An unusual act of sectarian violence drew media attention to the ongoing conflict in Afghanistan, the No. 5 story last week. The attack, reportedly by a militant Pakistani Sunni group, killed approximately 60 Shiites in Kabul on December 6. Some of the coverage examined whether the incident marked a new and more dangerous turn in religious violence in that war-torn country.

Newsmakers of the Week

Among the top newsmakers last week were the two leading GOP presidential contenders, Newt Gingrich and Mitt Romney. Gingrich was the No. 1 newsmaker, a dominant figure in 10% of all stories studied last week. Romney was No. 3, a dominant figure in 5%. (The previous week, Gingrich and Romney had been the No. 2 and No. 4 newsmakers respectively, registering as dominant figures in 6% and 5% of that week’s stories.)
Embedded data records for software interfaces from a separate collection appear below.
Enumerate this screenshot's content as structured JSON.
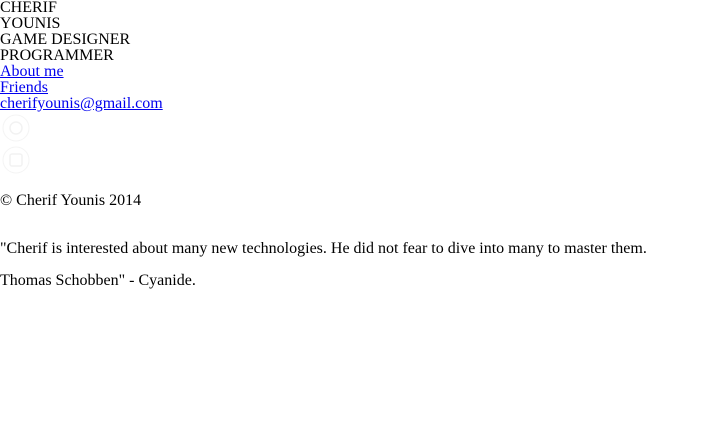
{
  "header": {
    "first_name": "CHERIF",
    "last_name": "YOUNIS",
    "role_1": "GAME DESIGNER",
    "role_2": "PROGRAMMER"
  },
  "nav": {
    "about_label": "About me",
    "friends_label": "Friends",
    "email_label": "cherifyounis@gmail.com"
  },
  "social": {
    "icon_1": "white-social-icon",
    "icon_2": "white-social-icon"
  },
  "footer": {
    "copyright": "© Cherif Younis 2014"
  },
  "testimonial": {
    "quote": "\"Cherif is interested about many new technologies. He did not fear to dive into many to master them.",
    "author": "Thomas Schobben\" - Cyanide."
  },
  "colors": {
    "link": "#0000ee",
    "text": "#000000",
    "background": "#ffffff"
  }
}
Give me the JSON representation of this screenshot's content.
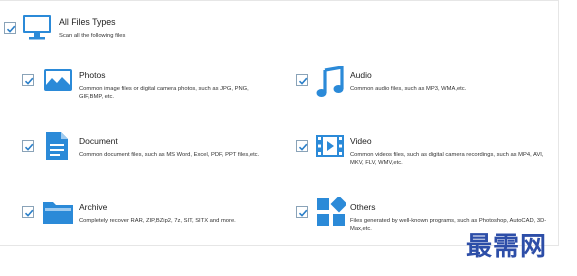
{
  "header": {
    "title": "All Files Types",
    "subtitle": "Scan all the following files",
    "checked": true,
    "icon": "monitor-icon"
  },
  "items": [
    {
      "key": "photos",
      "title": "Photos",
      "desc": "Common image files or digital camera photos, such as JPG, PNG, GIF,BMP, etc.",
      "checked": true,
      "icon": "image-icon"
    },
    {
      "key": "audio",
      "title": "Audio",
      "desc": "Common audio files, such as MP3, WMA,etc.",
      "checked": true,
      "icon": "music-note-icon"
    },
    {
      "key": "document",
      "title": "Document",
      "desc": "Common document files, such as MS Word, Excel, PDF, PPT files,etc.",
      "checked": true,
      "icon": "document-icon"
    },
    {
      "key": "video",
      "title": "Video",
      "desc": "Common videos files, such as digital camera recordings, such as MP4, AVI, MKV, FLV, WMV,etc.",
      "checked": true,
      "icon": "film-icon"
    },
    {
      "key": "archive",
      "title": "Archive",
      "desc": "Completely recover RAR, ZIP,BZip2, 7z, SIT, SITX and more.",
      "checked": true,
      "icon": "folder-icon"
    },
    {
      "key": "others",
      "title": "Others",
      "desc": "Files generated by well-known programs, such as Photoshop, AutoCAD, 3D-Max,etc.",
      "checked": true,
      "icon": "grid-icon"
    }
  ],
  "watermark": "最需网",
  "colors": {
    "accent": "#2b8ad8",
    "check": "#2b7fc9",
    "watermark": "#2d4ea8"
  }
}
At No. 2 was Barack Obama, himself a candidate for reelection, and much of his media attention last week stemmed from his Kansas speech in which he evoked the rhetoric of Teddy Roosevelt and laid out a vigorous defense of the middle class and certain Democratic economic policies. He was the key figure in 9% of stories, up from 6% the week before.

At No. 4 was Donald Trump (3%), who had earlier contemplated seeking the GOP nomination, who made news last week for his planned Republican debate that is to be held in Iowa on December 27. Mitt Romney, Ron Paul, Rick Perry, Michele Bachmann and Jon Huntsman have all declined to attend the Trump debate.

Finally, the No. 5 newsmaker last week was former Penn State University assistant football coach Jerry Sandusky (3%), who was arrested a second time on new charges of sexually abusing young boys. He has been among the top five lead newsmakers in two of the last three weeks.

About the NCI 

PEJ’s weekly News Coverage Index examines the news agenda of 52 different outlets from five sectors of the media: print, online, network TV, cable and radio. (See List of Outlets.) The weekly study, which includes some 1,000 stories, is designed to provide news consumers, journalists and researchers with hard data about what stories and topics the media are covering, the trajectories of that media narrative and differences among news platforms. The percentages are based on "newshole," or the space devoted to each subject in print and online and time on radio and TV. (See Our Methodology.) In addition, these reports also include a rundown of the week’s leading newsmakers, a designation given to people who account for at least 50% of a given story.

Jesse Holcomb of PEJ